Online network for sick children launched

5 Mar 2007

A wireless network that allows children suffering from cancer to communicate and access entertainment online has been rolled out in Our Lady’s Children’s Hospital in Crumlin.

Solas, a network developed by Trinity College Dublin’s (TCD) Centre for Health Informatics, was launched this morning in the hospital. The network is available to patients in the National Children’s Cancer Unit.

The Solas project is a new departure in that it will allow secure internet connection for the first time in the children’s isolation wards outside of the hospital school environment, meaning teacher supervision is not required.

Sick children can now communicate with one another within the hospital and with their families at home via email, video conferencing and live chat over a secure internet environment. They also now have an online collaborative space where they can share experience with each other by writing stories; they can also create art and compose music with specially designed software.

The project took three years to complete and was funded by the Health Executive Authority at a cost of €300k. Sony provided laptops for the project.

“We spoke to the children and met with parents and families to see what they would like and what would suit them,” explained Paula Hicks, project manager with the Centre for Health Informatics. “A huge issue has been around security.

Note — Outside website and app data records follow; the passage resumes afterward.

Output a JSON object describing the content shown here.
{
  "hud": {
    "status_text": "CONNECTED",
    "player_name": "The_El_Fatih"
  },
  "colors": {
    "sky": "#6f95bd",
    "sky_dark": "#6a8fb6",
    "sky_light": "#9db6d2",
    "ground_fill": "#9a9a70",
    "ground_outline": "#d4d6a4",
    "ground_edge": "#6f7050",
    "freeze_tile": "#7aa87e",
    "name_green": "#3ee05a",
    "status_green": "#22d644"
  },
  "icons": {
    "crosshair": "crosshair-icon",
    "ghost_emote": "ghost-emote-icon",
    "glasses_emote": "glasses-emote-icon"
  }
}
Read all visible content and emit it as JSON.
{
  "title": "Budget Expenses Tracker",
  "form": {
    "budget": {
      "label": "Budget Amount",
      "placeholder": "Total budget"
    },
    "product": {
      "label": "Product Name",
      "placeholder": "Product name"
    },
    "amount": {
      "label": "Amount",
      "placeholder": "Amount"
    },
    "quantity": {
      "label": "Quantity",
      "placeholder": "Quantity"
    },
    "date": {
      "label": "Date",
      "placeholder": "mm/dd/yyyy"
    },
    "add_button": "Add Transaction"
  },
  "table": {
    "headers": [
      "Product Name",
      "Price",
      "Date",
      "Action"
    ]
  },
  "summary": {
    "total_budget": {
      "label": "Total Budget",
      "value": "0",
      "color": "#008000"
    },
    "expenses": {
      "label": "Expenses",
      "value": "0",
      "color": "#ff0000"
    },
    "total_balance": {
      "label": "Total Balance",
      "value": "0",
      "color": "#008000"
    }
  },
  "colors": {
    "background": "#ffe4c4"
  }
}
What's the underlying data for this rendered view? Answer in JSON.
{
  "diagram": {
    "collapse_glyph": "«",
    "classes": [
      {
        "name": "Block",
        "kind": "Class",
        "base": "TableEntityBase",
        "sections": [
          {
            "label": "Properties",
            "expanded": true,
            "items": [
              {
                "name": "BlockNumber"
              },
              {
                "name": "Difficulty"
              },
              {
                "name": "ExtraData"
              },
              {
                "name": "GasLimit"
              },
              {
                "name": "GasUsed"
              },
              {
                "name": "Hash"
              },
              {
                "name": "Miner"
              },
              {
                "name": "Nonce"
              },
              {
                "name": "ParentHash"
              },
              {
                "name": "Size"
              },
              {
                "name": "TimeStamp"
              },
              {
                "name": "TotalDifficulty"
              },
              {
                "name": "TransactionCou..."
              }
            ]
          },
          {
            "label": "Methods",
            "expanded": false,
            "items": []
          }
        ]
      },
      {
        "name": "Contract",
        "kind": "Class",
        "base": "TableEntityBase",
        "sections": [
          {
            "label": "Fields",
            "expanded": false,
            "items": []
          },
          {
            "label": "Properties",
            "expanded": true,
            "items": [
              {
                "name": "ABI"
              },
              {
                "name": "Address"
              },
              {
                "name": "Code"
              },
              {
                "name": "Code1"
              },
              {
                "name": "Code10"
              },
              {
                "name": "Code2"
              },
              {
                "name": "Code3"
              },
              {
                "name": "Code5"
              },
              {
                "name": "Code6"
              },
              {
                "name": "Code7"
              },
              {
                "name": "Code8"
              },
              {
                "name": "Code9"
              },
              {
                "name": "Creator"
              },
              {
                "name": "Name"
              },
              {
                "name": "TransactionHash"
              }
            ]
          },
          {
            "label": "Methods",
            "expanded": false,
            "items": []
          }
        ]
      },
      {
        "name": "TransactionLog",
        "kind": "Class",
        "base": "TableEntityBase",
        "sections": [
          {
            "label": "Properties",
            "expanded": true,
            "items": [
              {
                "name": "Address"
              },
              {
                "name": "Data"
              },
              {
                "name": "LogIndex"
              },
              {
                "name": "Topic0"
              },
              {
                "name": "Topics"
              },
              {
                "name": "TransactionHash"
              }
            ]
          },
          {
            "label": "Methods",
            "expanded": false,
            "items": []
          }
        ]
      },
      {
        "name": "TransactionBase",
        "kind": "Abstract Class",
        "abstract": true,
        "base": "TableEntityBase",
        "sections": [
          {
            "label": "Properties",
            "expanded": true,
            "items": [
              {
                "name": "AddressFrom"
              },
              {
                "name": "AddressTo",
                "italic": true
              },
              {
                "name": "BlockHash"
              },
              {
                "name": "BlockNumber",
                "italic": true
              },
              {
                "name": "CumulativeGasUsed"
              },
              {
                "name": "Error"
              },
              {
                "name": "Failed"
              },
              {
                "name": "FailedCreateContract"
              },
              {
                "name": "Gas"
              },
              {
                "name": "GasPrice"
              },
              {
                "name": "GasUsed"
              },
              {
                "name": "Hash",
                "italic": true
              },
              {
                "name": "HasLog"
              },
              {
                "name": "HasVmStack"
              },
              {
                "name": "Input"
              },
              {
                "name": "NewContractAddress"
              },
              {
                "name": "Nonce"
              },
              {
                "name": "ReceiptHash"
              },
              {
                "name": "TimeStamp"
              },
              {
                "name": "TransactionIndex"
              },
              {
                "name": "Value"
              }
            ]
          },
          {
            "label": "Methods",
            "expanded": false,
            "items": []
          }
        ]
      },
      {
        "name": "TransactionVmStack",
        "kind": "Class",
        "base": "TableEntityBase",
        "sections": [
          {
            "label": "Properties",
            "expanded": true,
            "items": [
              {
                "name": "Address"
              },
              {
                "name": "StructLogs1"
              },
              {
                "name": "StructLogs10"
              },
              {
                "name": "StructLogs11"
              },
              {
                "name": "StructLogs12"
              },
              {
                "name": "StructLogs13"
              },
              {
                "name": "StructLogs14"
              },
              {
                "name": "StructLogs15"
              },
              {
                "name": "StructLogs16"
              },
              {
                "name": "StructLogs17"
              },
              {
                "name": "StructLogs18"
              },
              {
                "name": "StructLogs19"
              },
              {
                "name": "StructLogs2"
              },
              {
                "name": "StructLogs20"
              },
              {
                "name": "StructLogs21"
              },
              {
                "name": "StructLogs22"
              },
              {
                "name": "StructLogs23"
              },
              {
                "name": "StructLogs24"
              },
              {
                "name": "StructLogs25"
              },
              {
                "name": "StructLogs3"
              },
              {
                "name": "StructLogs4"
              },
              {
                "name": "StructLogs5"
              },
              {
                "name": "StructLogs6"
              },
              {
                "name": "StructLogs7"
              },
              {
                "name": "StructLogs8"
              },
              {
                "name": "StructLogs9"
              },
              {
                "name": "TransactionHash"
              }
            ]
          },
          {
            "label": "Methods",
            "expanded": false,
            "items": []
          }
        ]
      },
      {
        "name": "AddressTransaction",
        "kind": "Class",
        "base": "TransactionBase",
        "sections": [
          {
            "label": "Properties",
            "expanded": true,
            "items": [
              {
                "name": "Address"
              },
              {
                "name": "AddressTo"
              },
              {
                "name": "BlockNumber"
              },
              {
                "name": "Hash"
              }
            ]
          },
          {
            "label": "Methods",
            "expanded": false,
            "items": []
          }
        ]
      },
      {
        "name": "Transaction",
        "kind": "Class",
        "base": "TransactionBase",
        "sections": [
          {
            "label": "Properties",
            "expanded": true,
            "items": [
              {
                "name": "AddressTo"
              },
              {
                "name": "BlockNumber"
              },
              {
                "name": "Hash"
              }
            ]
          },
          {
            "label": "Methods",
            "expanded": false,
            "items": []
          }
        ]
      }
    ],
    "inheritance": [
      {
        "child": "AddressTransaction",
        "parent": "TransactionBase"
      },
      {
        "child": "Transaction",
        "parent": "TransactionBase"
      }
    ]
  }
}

That’s been key to anything that we develop. In terms of bringing a number of different technologies to them such as video link, SMS texting, email and live chat facility, it’s been done in a secure environment.”

She breaks the project into two components: communication and entertainment. “There’s the communication element – where they can communicate with family and friends at home from the ward – and then there’s the entertainment element – where they can actually go and compose music, create their own art, listen to audio books and access websites in a restricted environment. There are so many web resources out there that for us to go and create any of that ourselves wouldn’t have made sense so we brought it to them in a secure environment.”

Some of the children can be in isolation for four to six weeks with only two allocated visitors during that time, said Hicks, so the communication element is vital, not just for keeping in contact with their friends at school but often with their brothers and sisters. Stringent infection control policies presented another challenge for Hicks and her team.

“Infection control is huge in this particular ward, which it is in a lot of the wards, so even developing and putting in technology has to be in line with the policies of the hospital: laptops have to be easily cleaned down, for example. That’s extremely important.”

The Solas system is Oracle web-based; it’s accessed from a website and the server is in TCD. “It’s important after we develop something we leave a sustainable system out there,” said Hicks.

Hicks said the project will be evaluated in time to see how rollouts could be implemented for the whole hospital and for other hospitals as well. It is the first time wireless access will be available from a ward in an Irish hospital and the initiative is being looked at by other European health authorities. The original idea came from the US, where higher levels of funding have been made available through the Starbrite Children’s Foundation for tech rollouts.

Speakers at the launch this morning included TCD Provost Dr John Hegarty; chief executive of Our Lady’s Children’s Hospital, Crumlin Michael Lyons; Professor Owen Smith, paediatric haematologist at Our Lady’s Children’s Hospital, Crumlin. The launch was hosted by RTE broadcaster Ryan Tubridy.

By Niall Byrne